She then donated thousands of dollars to Republicans Mitt Romney and Tom Cotton, who are both now serving in the U.S. Senate.
Noreika's views regarding Hunter Biden and the White House aren't known. This also isn’t the first legal issue that Noreika has faced on the bench related to the Bidens.
She tossed out a defamation lawsuit brought by John Paul Mac Isaac, the man who was hired to repair Hunter Biden’s laptop and then played a role in it becoming public. He sued CNN, Politico and Hunter Biden himself.
Still, seeming to surprise prosecutors, defense lawyers and observers, Noreika had several issues with the plea agreement in Wednesday's hearing. She expressed concern about whether the agreement was constitutional, whether it truly gave Hunter Biden the legal protections he was due, and whether it was airtight, meaning there could be questions raised in the future about what it covered.
“Mr Biden, I know you want to get this over with, and I’m sorry,” she said from the bench on Wednesday. “But I do want to make sure that I am careful in my view of this, so I do need some more information. And part of that is making sure that your plea gets you what you think it gets and part of it is making sure that I do justice as I’m required to do in this court.”
There were two parts to the original deal between Hunter Biden and prosecutors: a plea agreement for the misdemeanor tax charges and a diversion agreement for a separate felony gun charge.
Federal prosecutors and defense attorneys agreed to require Hunter Biden to follow a strict set of rules for 24 months to avoid the gun charge. The deal would require any future violation to the diversion be vetted by Noreika before a charge could be filed, according to court documents — an added layer that drew scrutiny.
Chris Clark, Hunter Biden’s attorney, explained in court that they added the layer so that the president’s son wouldn't have to worry that a future administration could abandon the agreement for political reasons, saying it was “so that wouldn’t be something that would become more politicized, but rather would be something that the parties could rely on, someone we consider a neutral arbiter to determine the breach, not the charge.”
Noreika raised concerns that having her oversee the diversion agreement was “outside of my lane in terms of what I am allowed to do” constitutionally.
“That choice as to whether to bring charges, that’s the executive branch, not the judicial branch,” she said. "So is this even constitutional?”
Vance said the inclusion of that added layer was a reflection of the partisan divisions the country face, particularly as Trump, his family and his allies have directed attacks directly at the president’s son.
“I can’t think of any case where you’ve ever had to take account in devising a plea agreement of the possibility that the next president of the United States might exact personal revenge on a defendant,” she said. “And so prosecutors and defense alike have to bend over backwards to prevent that.

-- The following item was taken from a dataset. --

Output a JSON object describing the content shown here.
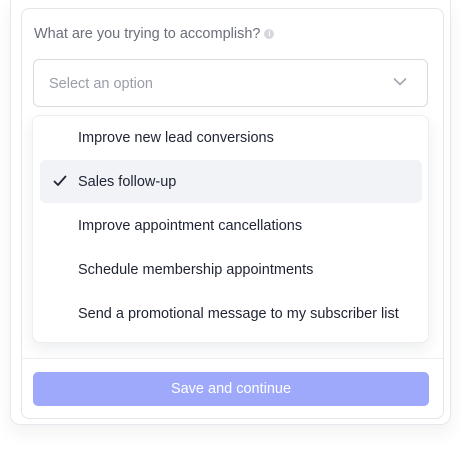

That’s so far beyond the realm and scope of what prosecutors do, but it’s the reality.”
Noreika raised other concerns, saying she was being asked to act as “a rubber stamp” over the tax charges.
Vance predicted that the two sides would “tweak the plea agreement to make it work,” and then Noreika would accept it.